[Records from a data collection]
↓↓↓

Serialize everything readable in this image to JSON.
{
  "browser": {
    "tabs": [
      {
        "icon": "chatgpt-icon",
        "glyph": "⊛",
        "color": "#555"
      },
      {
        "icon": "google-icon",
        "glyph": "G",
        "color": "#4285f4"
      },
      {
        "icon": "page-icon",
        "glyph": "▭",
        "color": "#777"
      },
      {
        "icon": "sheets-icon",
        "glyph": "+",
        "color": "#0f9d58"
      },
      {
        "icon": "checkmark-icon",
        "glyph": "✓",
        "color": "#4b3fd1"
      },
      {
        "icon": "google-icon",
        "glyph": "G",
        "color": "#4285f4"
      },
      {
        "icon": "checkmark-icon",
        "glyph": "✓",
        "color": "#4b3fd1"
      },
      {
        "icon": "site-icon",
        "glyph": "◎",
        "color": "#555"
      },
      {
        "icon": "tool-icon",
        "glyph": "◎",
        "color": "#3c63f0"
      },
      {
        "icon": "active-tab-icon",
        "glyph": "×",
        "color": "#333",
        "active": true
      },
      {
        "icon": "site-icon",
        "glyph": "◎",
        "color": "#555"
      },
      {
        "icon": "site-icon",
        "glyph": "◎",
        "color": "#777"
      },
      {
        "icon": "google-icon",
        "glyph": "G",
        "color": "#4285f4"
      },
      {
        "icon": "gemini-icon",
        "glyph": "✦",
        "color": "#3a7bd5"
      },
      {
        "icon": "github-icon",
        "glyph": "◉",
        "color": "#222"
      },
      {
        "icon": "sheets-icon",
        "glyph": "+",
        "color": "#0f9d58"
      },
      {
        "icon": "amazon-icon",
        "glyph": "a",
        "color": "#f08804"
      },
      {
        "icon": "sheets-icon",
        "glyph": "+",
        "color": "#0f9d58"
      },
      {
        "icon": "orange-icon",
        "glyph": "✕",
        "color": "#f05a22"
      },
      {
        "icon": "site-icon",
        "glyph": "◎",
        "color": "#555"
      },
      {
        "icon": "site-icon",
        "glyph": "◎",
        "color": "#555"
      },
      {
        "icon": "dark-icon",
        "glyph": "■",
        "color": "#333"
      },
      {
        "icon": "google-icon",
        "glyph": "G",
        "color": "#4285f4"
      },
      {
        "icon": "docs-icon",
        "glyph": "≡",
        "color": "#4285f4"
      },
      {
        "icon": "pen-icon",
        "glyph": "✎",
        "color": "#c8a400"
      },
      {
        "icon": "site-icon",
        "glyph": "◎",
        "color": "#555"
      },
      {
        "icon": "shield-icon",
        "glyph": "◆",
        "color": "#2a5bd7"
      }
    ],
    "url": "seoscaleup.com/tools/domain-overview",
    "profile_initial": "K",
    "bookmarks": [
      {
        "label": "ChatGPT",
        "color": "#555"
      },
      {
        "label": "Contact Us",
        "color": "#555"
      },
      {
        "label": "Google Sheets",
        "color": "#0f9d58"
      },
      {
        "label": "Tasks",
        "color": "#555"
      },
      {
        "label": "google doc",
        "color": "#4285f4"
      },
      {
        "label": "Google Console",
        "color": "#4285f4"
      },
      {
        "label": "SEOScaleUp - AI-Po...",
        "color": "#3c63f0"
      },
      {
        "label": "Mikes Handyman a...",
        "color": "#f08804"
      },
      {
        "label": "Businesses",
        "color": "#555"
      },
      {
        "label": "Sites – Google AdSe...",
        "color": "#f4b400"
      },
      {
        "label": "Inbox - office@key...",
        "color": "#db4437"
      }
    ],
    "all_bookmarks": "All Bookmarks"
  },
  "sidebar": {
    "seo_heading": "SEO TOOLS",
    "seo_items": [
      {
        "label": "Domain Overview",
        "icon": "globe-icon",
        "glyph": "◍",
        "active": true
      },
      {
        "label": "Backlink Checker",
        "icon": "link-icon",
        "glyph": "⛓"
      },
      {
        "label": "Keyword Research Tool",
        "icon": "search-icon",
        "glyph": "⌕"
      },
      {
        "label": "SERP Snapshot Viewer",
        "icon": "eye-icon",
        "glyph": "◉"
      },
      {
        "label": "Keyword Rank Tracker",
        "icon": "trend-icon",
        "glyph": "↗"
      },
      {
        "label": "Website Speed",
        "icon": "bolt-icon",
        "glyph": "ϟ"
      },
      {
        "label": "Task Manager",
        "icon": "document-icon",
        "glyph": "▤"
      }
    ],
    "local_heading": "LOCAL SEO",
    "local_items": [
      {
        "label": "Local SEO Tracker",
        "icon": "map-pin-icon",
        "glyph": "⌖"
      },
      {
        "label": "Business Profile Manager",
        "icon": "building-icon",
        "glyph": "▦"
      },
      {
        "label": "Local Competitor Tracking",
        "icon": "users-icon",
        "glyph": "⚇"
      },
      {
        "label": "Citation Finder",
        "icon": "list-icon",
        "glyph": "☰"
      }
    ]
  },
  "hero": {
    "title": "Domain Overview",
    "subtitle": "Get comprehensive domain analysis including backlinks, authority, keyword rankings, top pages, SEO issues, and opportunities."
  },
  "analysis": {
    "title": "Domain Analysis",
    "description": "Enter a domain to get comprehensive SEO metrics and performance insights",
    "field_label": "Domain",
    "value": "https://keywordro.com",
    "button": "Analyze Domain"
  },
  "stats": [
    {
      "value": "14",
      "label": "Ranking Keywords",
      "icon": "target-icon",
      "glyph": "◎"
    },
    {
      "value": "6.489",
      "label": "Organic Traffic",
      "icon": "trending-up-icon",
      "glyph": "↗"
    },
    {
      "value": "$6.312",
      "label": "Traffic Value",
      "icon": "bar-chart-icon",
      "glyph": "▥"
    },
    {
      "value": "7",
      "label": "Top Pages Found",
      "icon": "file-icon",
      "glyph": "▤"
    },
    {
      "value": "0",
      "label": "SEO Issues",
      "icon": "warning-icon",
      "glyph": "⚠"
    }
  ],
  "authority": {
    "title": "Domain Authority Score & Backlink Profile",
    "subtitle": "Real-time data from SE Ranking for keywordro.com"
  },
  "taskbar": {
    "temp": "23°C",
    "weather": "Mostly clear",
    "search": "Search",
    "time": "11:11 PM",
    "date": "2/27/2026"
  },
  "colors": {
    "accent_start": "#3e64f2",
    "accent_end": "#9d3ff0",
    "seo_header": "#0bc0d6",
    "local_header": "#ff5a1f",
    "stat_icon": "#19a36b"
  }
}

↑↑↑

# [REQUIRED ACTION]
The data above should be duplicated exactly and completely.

# [TASK ANSWER]
Serialize everything readable in this image to JSON.
{
  "browser": {
    "tabs": [
      {
        "icon": "chatgpt-icon",
        "glyph": "⊛",
        "color": "#555"
      },
      {
        "icon": "google-icon",
        "glyph": "G",
        "color": "#4285f4"
      },
      {
        "icon": "page-icon",
        "glyph": "▭",
        "color": "#777"
      },
      {
        "icon": "sheets-icon",
        "glyph": "+",
        "color": "#0f9d58"
      },
      {
        "icon": "checkmark-icon",
        "glyph": "✓",
        "color": "#4b3fd1"
      },
      {
        "icon": "google-icon",
        "glyph": "G",
        "color": "#4285f4"
      },
      {
        "icon": "checkmark-icon",
        "glyph": "✓",
        "color": "#4b3fd1"
      },
      {
        "icon": "site-icon",
        "glyph": "◎",
        "color": "#555"
      },
      {
        "icon": "tool-icon",
        "glyph": "◎",
        "color": "#3c63f0"
      },
      {
        "icon": "active-tab-icon",
        "glyph": "×",
        "color": "#333",
        "active": true
      },
      {
        "icon": "site-icon",
        "glyph": "◎",
        "color": "#555"
      },
      {
        "icon": "site-icon",
        "glyph": "◎",
        "color": "#777"
      },
      {
        "icon": "google-icon",
        "glyph": "G",
        "color": "#4285f4"
      },
      {
        "icon": "gemini-icon",
        "glyph": "✦",
        "color": "#3a7bd5"
      },
      {
        "icon": "github-icon",
        "glyph": "◉",
        "color": "#222"
      },
      {
        "icon": "sheets-icon",
        "glyph": "+",
        "color": "#0f9d58"
      },
      {
        "icon": "amazon-icon",
        "glyph": "a",
        "color": "#f08804"
      },
      {
        "icon": "sheets-icon",
        "glyph": "+",
        "color": "#0f9d58"
      },
      {
        "icon": "orange-icon",
        "glyph": "✕",
        "color": "#f05a22"
      },
      {
        "icon": "site-icon",
        "glyph": "◎",
        "color": "#555"
      },
      {
        "icon": "site-icon",
        "glyph": "◎",
        "color": "#555"
      },
      {
        "icon": "dark-icon",
        "glyph": "■",
        "color": "#333"
      },
      {
        "icon": "google-icon",
        "glyph": "G",
        "color": "#4285f4"
      },
      {
        "icon": "docs-icon",
        "glyph": "≡",
        "color": "#4285f4"
      },
      {
        "icon": "pen-icon",
        "glyph": "✎",
        "color": "#c8a400"
      },
      {
        "icon": "site-icon",
        "glyph": "◎",
        "color": "#555"
      },
      {
        "icon": "shield-icon",
        "glyph": "◆",
        "color": "#2a5bd7"
      }
    ],
    "url": "seoscaleup.com/tools/domain-overview",
    "profile_initial": "K",
    "bookmarks": [
      {
        "label": "ChatGPT",
        "color": "#555"
      },
      {
        "label": "Contact Us",
        "color": "#555"
      },
      {
        "label": "Google Sheets",
        "color": "#0f9d58"
      },
      {
        "label": "Tasks",
        "color": "#555"
      },
      {
        "label": "google doc",
        "color": "#4285f4"
      },
      {
        "label": "Google Console",
        "color": "#4285f4"
      },
      {
        "label": "SEOScaleUp - AI-Po...",
        "color": "#3c63f0"
      },
      {
        "label": "Mikes Handyman a...",
        "color": "#f08804"
      },
      {
        "label": "Businesses",
        "color": "#555"
      },
      {
        "label": "Sites – Google AdSe...",
        "color": "#f4b400"
      },
      {
        "label": "Inbox - office@key...",
        "color": "#db4437"
      }
    ],
    "all_bookmarks": "All Bookmarks"
  },
  "sidebar": {
    "seo_heading": "SEO TOOLS",
    "seo_items": [
      {
        "label": "Domain Overview",
        "icon": "globe-icon",
        "glyph": "◍",
        "active": true
      },
      {
        "label": "Backlink Checker",
        "icon": "link-icon",
        "glyph": "⛓"
      },
      {
        "label": "Keyword Research Tool",
        "icon": "search-icon",
        "glyph": "⌕"
      },
      {
        "label": "SERP Snapshot Viewer",
        "icon": "eye-icon",
        "glyph": "◉"
      },
      {
        "label": "Keyword Rank Tracker",
        "icon": "trend-icon",
        "glyph": "↗"
      },
      {
        "label": "Website Speed",
        "icon": "bolt-icon",
        "glyph": "ϟ"
      },
      {
        "label": "Task Manager",
        "icon": "document-icon",
        "glyph": "▤"
      }
    ],
    "local_heading": "LOCAL SEO",
    "local_items": [
      {
        "label": "Local SEO Tracker",
        "icon": "map-pin-icon",
        "glyph": "⌖"
      },
      {
        "label": "Business Profile Manager",
        "icon": "building-icon",
        "glyph": "▦"
      },
      {
        "label": "Local Competitor Tracking",
        "icon": "users-icon",
        "glyph": "⚇"
      },
      {
        "label": "Citation Finder",
        "icon": "list-icon",
        "glyph": "☰"
      }
    ]
  },
  "hero": {
    "title": "Domain Overview",
    "subtitle": "Get comprehensive domain analysis including backlinks, authority, keyword rankings, top pages, SEO issues, and opportunities."
  },
  "analysis": {
    "title": "Domain Analysis",
    "description": "Enter a domain to get comprehensive SEO metrics and performance insights",
    "field_label": "Domain",
    "value": "https://keywordro.com",
    "button": "Analyze Domain"
  },
  "stats": [
    {
      "value": "14",
      "label": "Ranking Keywords",
      "icon": "target-icon",
      "glyph": "◎"
    },
    {
      "value": "6.489",
      "label": "Organic Traffic",
      "icon": "trending-up-icon",
      "glyph": "↗"
    },
    {
      "value": "$6.312",
      "label": "Traffic Value",
      "icon": "bar-chart-icon",
      "glyph": "▥"
    },
    {
      "value": "7",
      "label": "Top Pages Found",
      "icon": "file-icon",
      "glyph": "▤"
    },
    {
      "value": "0",
      "label": "SEO Issues",
      "icon": "warning-icon",
      "glyph": "⚠"
    }
  ],
  "authority": {
    "title": "Domain Authority Score & Backlink Profile",
    "subtitle": "Real-time data from SE Ranking for keywordro.com"
  },
  "taskbar": {
    "temp": "23°C",
    "weather": "Mostly clear",
    "search": "Search",
    "time": "11:11 PM",
    "date": "2/27/2026"
  },
  "colors": {
    "accent_start": "#3e64f2",
    "accent_end": "#9d3ff0",
    "seo_header": "#0bc0d6",
    "local_header": "#ff5a1f",
    "stat_icon": "#19a36b"
  }
}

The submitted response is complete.